- **Assignment**
Please print each record that follows precisely as it appears.

- **Excerpted data**

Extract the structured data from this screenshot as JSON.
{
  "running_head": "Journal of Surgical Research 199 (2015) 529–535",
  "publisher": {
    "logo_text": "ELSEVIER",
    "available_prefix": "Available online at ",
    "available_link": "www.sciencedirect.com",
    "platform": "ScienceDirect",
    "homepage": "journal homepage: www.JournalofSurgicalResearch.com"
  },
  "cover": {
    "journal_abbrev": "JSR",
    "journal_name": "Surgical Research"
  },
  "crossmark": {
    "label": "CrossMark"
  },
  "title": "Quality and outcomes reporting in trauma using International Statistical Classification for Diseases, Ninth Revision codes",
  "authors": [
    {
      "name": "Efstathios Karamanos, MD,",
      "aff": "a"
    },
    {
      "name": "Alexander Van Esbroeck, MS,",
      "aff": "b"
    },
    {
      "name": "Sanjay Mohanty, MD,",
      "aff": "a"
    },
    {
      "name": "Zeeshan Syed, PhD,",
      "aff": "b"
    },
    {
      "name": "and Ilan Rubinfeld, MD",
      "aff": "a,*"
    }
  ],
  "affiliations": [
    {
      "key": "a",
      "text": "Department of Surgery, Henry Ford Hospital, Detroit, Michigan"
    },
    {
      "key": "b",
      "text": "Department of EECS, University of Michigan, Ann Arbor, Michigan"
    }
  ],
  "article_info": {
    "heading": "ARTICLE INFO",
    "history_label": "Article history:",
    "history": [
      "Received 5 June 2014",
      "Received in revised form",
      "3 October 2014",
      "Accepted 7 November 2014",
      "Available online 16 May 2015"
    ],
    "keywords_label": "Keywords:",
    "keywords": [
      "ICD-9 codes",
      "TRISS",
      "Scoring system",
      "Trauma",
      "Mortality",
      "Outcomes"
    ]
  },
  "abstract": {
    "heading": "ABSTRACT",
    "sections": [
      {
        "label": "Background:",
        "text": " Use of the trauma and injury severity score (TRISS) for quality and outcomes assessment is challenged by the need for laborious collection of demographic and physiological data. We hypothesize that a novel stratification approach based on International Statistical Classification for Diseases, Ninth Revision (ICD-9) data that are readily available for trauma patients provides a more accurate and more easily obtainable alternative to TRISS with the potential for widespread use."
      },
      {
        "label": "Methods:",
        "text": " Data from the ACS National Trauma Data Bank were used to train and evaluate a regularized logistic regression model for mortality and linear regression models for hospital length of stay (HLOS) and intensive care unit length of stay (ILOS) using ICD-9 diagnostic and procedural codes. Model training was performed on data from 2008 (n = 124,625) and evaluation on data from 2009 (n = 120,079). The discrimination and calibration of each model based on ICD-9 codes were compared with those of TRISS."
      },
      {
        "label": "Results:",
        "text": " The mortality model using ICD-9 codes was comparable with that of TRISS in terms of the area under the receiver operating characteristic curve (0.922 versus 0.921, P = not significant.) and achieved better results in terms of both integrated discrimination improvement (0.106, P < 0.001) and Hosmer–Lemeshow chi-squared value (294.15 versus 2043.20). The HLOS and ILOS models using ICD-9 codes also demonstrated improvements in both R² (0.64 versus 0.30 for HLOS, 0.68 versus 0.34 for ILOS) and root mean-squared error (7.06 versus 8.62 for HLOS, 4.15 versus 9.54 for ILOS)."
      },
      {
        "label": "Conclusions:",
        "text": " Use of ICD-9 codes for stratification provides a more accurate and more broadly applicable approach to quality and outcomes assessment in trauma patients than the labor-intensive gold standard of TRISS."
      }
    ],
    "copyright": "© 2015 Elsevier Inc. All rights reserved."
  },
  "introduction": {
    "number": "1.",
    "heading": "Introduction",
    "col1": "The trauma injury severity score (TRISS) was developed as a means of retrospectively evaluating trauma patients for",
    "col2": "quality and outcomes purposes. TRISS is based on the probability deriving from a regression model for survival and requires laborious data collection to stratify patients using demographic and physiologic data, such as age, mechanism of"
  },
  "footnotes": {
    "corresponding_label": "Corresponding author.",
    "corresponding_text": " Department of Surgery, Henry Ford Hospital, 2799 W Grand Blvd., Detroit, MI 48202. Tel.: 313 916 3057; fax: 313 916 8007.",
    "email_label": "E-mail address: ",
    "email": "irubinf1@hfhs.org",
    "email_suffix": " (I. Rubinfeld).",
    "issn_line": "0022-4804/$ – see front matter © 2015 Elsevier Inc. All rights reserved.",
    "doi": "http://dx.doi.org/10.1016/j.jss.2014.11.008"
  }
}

- **Solution to this problem**
Extract the structured data from this screenshot as JSON.
{
  "running_head": "Journal of Surgical Research 199 (2015) 529–535",
  "publisher": {
    "logo_text": "ELSEVIER",
    "available_prefix": "Available online at ",
    "available_link": "www.sciencedirect.com",
    "platform": "ScienceDirect",
    "homepage": "journal homepage: www.JournalofSurgicalResearch.com"
  },
  "cover": {
    "journal_abbrev": "JSR",
    "journal_name": "Surgical Research"
  },
  "crossmark": {
    "label": "CrossMark"
  },
  "title": "Quality and outcomes reporting in trauma using International Statistical Classification for Diseases, Ninth Revision codes",
  "authors": [
    {
      "name": "Efstathios Karamanos, MD,",
      "aff": "a"
    },
    {
      "name": "Alexander Van Esbroeck, MS,",
      "aff": "b"
    },
    {
      "name": "Sanjay Mohanty, MD,",
      "aff": "a"
    },
    {
      "name": "Zeeshan Syed, PhD,",
      "aff": "b"
    },
    {
      "name": "and Ilan Rubinfeld, MD",
      "aff": "a,*"
    }
  ],
  "affiliations": [
    {
      "key": "a",
      "text": "Department of Surgery, Henry Ford Hospital, Detroit, Michigan"
    },
    {
      "key": "b",
      "text": "Department of EECS, University of Michigan, Ann Arbor, Michigan"
    }
  ],
  "article_info": {
    "heading": "ARTICLE INFO",
    "history_label": "Article history:",
    "history": [
      "Received 5 June 2014",
      "Received in revised form",
      "3 October 2014",
      "Accepted 7 November 2014",
      "Available online 16 May 2015"
    ],
    "keywords_label": "Keywords:",
    "keywords": [
      "ICD-9 codes",
      "TRISS",
      "Scoring system",
      "Trauma",
      "Mortality",
      "Outcomes"
    ]
  },
  "abstract": {
    "heading": "ABSTRACT",
    "sections": [
      {
        "label": "Background:",
        "text": " Use of the trauma and injury severity score (TRISS) for quality and outcomes assessment is challenged by the need for laborious collection of demographic and physiological data. We hypothesize that a novel stratification approach based on International Statistical Classification for Diseases, Ninth Revision (ICD-9) data that are readily available for trauma patients provides a more accurate and more easily obtainable alternative to TRISS with the potential for widespread use."
      },
      {
        "label": "Methods:",
        "text": " Data from the ACS National Trauma Data Bank were used to train and evaluate a regularized logistic regression model for mortality and linear regression models for hospital length of stay (HLOS) and intensive care unit length of stay (ILOS) using ICD-9 diagnostic and procedural codes. Model training was performed on data from 2008 (n = 124,625) and evaluation on data from 2009 (n = 120,079). The discrimination and calibration of each model based on ICD-9 codes were compared with those of TRISS."
      },
      {
        "label": "Results:",
        "text": " The mortality model using ICD-9 codes was comparable with that of TRISS in terms of the area under the receiver operating characteristic curve (0.922 versus 0.921, P = not significant.) and achieved better results in terms of both integrated discrimination improvement (0.106, P < 0.001) and Hosmer–Lemeshow chi-squared value (294.15 versus 2043.20). The HLOS and ILOS models using ICD-9 codes also demonstrated improvements in both R² (0.64 versus 0.30 for HLOS, 0.68 versus 0.34 for ILOS) and root mean-squared error (7.06 versus 8.62 for HLOS, 4.15 versus 9.54 for ILOS)."
      },
      {
        "label": "Conclusions:",
        "text": " Use of ICD-9 codes for stratification provides a more accurate and more broadly applicable approach to quality and outcomes assessment in trauma patients than the labor-intensive gold standard of TRISS."
      }
    ],
    "copyright": "© 2015 Elsevier Inc. All rights reserved."
  },
  "introduction": {
    "number": "1.",
    "heading": "Introduction",
    "col1": "The trauma injury severity score (TRISS) was developed as a means of retrospectively evaluating trauma patients for",
    "col2": "quality and outcomes purposes. TRISS is based on the probability deriving from a regression model for survival and requires laborious data collection to stratify patients using demographic and physiologic data, such as age, mechanism of"
  },
  "footnotes": {
    "corresponding_label": "Corresponding author.",
    "corresponding_text": " Department of Surgery, Henry Ford Hospital, 2799 W Grand Blvd., Detroit, MI 48202. Tel.: 313 916 3057; fax: 313 916 8007.",
    "email_label": "E-mail address: ",
    "email": "irubinf1@hfhs.org",
    "email_suffix": " (I. Rubinfeld).",
    "issn_line": "0022-4804/$ – see front matter © 2015 Elsevier Inc. All rights reserved.",
    "doi": "http://dx.doi.org/10.1016/j.jss.2014.11.008"
  }
}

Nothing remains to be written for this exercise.